Work item — Count lines, not occurrences: report how many lines in the records hold the string "this", and nothing else.

————

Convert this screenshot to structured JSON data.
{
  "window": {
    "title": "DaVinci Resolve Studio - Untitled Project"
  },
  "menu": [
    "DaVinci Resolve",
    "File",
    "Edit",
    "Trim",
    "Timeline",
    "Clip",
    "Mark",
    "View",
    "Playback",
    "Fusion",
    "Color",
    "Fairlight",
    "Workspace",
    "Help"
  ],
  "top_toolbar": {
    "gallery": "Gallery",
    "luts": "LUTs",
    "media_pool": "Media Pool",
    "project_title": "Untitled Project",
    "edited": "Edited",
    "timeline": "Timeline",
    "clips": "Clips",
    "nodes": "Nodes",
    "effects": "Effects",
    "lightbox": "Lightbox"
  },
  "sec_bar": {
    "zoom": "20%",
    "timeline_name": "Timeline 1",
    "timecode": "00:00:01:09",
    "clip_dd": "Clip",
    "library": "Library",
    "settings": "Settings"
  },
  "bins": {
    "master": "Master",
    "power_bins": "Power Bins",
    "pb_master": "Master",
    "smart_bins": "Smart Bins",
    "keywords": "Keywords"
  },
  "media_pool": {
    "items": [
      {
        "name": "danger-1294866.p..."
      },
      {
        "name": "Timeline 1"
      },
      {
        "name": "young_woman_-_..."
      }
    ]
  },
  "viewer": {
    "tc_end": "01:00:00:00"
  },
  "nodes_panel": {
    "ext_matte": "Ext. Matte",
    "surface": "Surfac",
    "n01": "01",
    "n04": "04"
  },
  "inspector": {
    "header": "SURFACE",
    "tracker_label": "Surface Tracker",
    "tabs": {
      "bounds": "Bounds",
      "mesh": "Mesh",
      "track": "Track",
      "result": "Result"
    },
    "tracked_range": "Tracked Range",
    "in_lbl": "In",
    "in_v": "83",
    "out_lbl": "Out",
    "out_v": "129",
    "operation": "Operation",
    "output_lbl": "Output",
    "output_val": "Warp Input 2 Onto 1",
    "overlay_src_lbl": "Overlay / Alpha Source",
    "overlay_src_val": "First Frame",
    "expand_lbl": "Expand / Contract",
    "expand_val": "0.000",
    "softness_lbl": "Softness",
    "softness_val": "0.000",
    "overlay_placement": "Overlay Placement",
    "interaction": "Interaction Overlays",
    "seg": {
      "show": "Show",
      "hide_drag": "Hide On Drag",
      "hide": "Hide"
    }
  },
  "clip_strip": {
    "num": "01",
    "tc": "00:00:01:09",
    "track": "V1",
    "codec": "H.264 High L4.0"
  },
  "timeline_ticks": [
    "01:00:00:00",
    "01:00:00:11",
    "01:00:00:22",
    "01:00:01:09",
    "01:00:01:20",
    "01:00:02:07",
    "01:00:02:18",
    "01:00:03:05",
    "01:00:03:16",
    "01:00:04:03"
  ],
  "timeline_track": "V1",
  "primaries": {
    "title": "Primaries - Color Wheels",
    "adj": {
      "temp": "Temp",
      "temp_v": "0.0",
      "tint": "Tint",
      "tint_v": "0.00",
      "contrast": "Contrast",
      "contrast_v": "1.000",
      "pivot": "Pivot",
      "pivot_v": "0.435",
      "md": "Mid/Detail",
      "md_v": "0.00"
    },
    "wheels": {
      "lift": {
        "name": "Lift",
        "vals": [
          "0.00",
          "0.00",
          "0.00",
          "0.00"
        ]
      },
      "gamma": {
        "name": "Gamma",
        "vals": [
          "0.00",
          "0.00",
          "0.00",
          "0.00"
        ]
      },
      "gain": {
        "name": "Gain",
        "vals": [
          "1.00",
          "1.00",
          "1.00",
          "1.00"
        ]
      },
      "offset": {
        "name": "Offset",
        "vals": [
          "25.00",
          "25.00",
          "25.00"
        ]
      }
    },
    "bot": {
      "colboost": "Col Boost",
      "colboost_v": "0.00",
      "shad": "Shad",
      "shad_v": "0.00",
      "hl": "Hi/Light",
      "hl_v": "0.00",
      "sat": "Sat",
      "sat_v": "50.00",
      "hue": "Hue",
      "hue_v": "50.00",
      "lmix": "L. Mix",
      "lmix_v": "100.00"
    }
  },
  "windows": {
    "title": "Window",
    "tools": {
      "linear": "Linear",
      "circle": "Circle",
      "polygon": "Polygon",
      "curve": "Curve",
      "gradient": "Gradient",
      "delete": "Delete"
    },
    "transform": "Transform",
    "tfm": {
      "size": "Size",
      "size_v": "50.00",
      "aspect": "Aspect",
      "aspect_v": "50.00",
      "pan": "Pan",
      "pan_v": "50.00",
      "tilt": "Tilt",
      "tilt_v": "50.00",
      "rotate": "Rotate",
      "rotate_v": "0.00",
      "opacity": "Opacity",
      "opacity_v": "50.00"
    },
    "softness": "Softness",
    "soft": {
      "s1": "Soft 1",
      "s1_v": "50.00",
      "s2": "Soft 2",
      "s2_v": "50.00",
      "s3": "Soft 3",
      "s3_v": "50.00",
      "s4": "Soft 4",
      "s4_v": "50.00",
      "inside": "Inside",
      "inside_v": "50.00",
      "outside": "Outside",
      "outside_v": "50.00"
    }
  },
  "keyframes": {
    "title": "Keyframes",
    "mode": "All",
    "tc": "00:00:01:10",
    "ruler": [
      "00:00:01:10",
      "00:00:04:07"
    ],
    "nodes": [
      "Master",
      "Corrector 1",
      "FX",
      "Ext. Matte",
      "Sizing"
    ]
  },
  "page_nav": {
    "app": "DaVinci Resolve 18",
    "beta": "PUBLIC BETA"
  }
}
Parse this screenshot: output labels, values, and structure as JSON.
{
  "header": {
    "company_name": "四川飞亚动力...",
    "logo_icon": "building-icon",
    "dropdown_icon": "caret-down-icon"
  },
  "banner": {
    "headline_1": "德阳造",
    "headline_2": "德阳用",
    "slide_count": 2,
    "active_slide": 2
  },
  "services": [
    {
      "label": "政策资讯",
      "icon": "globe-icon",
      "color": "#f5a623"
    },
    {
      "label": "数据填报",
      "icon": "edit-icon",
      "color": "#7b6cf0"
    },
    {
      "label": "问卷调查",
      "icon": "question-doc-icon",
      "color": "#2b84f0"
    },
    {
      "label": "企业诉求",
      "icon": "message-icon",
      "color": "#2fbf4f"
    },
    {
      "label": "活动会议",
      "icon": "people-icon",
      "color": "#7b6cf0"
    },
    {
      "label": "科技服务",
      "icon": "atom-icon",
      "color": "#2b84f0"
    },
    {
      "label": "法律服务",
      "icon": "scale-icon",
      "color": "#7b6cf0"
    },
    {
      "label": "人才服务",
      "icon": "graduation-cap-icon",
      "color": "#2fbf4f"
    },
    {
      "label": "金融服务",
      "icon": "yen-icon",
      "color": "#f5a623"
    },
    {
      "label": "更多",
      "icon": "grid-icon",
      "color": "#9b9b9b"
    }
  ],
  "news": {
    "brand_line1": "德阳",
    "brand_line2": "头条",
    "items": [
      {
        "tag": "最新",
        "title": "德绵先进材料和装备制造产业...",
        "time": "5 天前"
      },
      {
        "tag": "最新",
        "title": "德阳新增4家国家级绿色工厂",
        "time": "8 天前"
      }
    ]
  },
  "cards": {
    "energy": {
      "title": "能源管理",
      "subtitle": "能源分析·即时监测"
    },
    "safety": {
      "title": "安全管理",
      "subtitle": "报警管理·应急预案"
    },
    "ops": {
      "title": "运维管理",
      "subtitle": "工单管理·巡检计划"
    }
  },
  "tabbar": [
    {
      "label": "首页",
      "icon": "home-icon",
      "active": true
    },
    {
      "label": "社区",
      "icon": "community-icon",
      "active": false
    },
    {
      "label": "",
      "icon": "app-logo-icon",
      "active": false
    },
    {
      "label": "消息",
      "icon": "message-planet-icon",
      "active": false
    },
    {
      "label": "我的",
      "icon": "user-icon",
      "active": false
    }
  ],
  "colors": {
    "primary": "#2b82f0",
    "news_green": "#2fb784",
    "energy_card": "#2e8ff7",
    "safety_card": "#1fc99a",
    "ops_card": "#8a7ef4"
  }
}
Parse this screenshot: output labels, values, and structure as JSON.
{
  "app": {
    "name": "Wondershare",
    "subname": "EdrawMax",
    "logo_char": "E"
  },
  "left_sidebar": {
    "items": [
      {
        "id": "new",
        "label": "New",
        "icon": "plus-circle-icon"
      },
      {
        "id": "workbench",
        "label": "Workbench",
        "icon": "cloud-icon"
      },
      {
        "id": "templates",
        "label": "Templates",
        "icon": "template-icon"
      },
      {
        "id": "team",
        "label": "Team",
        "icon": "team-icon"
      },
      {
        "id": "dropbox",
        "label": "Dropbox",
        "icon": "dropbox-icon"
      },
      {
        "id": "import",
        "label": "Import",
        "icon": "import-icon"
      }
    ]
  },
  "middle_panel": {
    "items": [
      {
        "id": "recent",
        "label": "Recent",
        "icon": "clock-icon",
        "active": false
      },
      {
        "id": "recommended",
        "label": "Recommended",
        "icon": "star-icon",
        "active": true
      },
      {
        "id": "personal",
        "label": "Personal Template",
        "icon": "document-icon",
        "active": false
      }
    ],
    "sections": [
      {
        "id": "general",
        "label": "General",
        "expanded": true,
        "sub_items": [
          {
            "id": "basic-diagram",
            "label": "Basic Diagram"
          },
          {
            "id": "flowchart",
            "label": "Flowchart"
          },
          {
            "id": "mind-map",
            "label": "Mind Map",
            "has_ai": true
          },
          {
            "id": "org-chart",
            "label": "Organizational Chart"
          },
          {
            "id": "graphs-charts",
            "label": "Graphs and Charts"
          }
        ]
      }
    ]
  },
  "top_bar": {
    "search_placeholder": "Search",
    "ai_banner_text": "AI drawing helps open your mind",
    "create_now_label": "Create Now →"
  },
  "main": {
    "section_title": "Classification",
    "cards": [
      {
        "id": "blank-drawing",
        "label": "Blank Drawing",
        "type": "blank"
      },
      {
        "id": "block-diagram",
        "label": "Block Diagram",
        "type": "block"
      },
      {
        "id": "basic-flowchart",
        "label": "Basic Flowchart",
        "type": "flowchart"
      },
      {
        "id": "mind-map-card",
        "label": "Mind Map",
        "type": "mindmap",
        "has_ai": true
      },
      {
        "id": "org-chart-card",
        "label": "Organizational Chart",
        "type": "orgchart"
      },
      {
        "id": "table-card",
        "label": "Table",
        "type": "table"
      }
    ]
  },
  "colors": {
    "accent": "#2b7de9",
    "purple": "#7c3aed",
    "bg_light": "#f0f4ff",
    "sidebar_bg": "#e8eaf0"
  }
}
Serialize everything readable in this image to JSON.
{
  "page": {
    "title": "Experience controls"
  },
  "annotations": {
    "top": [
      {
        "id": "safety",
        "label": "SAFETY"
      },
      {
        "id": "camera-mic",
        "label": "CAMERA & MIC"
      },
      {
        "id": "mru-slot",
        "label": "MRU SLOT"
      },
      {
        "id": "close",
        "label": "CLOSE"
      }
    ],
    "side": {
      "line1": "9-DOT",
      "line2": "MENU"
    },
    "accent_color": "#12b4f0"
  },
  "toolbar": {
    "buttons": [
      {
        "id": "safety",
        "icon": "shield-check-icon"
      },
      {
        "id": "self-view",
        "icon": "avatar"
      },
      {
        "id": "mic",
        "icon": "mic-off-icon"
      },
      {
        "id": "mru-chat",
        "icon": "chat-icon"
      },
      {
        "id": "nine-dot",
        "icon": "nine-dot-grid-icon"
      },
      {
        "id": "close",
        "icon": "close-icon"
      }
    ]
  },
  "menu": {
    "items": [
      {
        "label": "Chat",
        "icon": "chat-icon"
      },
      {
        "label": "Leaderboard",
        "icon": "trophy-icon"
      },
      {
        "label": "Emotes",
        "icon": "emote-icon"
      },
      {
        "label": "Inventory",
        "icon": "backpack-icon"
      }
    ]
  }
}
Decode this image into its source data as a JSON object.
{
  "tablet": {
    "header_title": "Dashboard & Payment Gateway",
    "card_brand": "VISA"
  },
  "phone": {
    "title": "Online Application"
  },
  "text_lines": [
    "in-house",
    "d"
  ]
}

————

Response to the task — 5